Home Indiana Agriculture News Nielsen says Wet Spring May Mean Field Adjustments

Nielsen says Wet Spring May Mean Field Adjustments



Indiana is wet and getting wetter by the day it seems. In its weekly progress update, USDA says there is no place in the state where topsoil moisture is less than adequate, and two-thirds is in the surplus category. That was even before this wet week started.

What it means is that farmers are overly anxious to get in their fields, because it is now May and most haven’t been there yet.

“There’s been not only very little planting, but very little field activity period,” says Purdue Extension corn specialist Bob Nielsen. “So, tillage, fertilizer applications, herbicide applications, there’s very little that has gone on in Indiana this spring.”

He says those who use conventional tillage and haven’t done that field work should consider reducing the number of tillage trips, “and perhaps even doing without tillage, but if you’ve been conventional till for years, this is not the situation nor the time to learn how to no till crops. There’s obviously risk involved in going no till if you have not been doing it in the past.”

Nielsen says look at adjustments you can make in fertilizer and weed control applications this spring too.

“If they’ve been typically pre-plant nitrogen applications, then this is certainly a year to consider side dress applications and preserve that time now for getting fields planted rather than putting fertilizer on. Also weed control, we certainly prefer to plant crops into fields where weed control has already been started, and we really prefer to do that instead of planting first and hoping you can come in and take care of the weeds.”

Patience can be hard to come by right now, but Nielsen says use whatever you have left to start field work and planting only when the soils are fit.
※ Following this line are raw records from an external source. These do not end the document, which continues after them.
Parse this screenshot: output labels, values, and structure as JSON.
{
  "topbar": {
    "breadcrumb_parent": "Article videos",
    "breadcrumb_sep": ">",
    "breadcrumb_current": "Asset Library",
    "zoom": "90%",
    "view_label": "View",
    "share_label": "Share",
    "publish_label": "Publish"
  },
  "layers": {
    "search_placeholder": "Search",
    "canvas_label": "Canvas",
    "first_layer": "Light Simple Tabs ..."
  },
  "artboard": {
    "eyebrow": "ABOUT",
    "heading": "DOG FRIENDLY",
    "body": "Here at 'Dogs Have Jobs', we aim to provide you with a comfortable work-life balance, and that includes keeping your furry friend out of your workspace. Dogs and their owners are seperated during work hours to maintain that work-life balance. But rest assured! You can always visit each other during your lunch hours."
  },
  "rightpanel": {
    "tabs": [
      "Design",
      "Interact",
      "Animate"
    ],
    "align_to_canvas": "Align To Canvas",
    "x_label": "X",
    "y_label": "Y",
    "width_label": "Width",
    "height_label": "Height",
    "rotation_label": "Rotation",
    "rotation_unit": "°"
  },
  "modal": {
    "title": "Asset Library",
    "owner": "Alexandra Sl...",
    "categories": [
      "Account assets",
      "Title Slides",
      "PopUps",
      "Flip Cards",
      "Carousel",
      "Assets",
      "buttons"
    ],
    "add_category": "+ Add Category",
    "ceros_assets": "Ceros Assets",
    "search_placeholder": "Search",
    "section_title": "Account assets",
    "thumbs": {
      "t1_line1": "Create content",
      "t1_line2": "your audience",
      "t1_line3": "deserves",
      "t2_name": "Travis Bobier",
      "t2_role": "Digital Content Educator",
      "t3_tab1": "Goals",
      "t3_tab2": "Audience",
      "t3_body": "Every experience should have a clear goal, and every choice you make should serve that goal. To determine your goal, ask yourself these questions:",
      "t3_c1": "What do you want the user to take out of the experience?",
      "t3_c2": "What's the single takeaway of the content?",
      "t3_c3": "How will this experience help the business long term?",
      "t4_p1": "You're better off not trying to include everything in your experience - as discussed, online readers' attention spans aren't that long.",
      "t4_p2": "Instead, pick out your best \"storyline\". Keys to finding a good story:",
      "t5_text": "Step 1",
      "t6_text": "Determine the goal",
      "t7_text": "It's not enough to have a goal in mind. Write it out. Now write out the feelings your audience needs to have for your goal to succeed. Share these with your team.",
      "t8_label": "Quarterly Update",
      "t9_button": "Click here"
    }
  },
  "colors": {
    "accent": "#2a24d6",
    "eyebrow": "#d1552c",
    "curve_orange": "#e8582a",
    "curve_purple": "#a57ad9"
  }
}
That will help avoid the season-long issues related to soil compaction.

“It certainly behooves us to try to avoid creating compaction when we can, and that is clearly a big challenge in this kind of spring where we are all chomping at the bit to get out in the field, and when we’re on ground that’s not quite fit, it’s really not obvious at the time that we’re creating soil compaction.”

Hear all of Nielsen’s observations in the HAT interview:Bob-Nielsen-5-1-2019